    Photo: Jerry Kirkhart
    Photo: Jerry Kirkhart
    Diplacus (Mimulus) aurantiacus (Sticky Monkey Flower) – part shade, full sun.

    Known for sticky leaves that host butterfly larvae, and tubular orange flowers winter, spring, and summer that attract bees and hummingbirds, the deer-resistant and drought-resistant evergreen shrub can grow to four-feet by five-feet. Plant Diplacus (Mimulus) aurantiacus (Sticky Monkey Flower) to attract bees and hummingbirds and host butterfly larvae.

    Photo: Brew Books
    Photo: Brew Books
    Acer circinatum (Vine Maple) – shade, part shade.

    A striking addition to the garden, the large deciduous shrub/small tree has reddish spring foliage, orange leaves in fall, and red flowers in spring for birds and butterflies. It wants well-draining soil and no water once established. The versatile Vine Maple's light green leaves turn orange-scarlet in fall. Springtime red flowers attract birds and butterflies.

    Myrica californica (Pacific Wax Myrtle) – part shade, full sun.

    Sometimes sheered as a hedge, sometimes grown as a tree, this evergreen native has dark green leaves and yellow flowers in early summer. It can grow fast to 30 feet tall by 20 feet wide.  It’s drought-tolerant and thrives in a variety of soil compositions.

    Polystichum munitum (Western Sword Fern) – full shade, part shade. 

    This fern’s tall shiny upright fronds can create the illusion of lushness in a garden.
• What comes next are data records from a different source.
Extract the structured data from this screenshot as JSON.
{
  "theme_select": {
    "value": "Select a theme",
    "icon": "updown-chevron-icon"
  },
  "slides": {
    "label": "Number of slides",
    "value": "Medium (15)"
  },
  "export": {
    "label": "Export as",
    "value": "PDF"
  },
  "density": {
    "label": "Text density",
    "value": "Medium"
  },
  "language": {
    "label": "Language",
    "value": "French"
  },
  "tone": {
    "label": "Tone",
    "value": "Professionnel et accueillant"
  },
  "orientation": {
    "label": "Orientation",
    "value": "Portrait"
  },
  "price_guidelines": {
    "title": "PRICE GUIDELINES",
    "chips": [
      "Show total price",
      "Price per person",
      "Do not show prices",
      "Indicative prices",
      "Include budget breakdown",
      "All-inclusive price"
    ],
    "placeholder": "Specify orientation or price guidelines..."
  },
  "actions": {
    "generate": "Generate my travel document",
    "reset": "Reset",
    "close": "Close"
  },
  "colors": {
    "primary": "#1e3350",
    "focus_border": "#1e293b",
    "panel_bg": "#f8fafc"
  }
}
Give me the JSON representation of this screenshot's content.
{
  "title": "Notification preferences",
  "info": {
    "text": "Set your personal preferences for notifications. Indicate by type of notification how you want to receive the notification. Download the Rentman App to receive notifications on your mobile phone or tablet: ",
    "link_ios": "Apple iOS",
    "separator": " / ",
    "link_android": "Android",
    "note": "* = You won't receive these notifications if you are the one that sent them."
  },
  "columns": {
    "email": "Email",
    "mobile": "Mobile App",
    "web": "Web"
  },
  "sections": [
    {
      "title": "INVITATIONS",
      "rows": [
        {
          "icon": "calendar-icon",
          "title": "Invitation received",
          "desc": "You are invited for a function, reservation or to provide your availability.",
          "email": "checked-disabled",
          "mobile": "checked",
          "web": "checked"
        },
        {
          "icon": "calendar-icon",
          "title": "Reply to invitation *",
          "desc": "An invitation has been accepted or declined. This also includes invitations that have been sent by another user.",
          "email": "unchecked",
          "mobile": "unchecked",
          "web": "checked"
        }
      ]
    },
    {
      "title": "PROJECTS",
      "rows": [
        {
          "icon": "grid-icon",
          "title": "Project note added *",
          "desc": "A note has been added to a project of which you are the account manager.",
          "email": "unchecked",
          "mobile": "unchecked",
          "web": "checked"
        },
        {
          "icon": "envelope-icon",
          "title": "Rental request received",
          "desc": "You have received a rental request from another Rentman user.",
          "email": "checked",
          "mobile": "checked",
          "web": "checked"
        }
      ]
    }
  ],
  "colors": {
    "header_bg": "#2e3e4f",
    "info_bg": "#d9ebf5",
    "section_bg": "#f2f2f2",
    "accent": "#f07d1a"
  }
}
It’s summer semi-deciduous / evergreen and somewhat drought-tolerant when established, but better with weekly deep watering.

    For extensive lists and gorgeous photos of plants appropriate for all types of Marin gardens visit http://marinmg.ucanr.edu/PLANTS/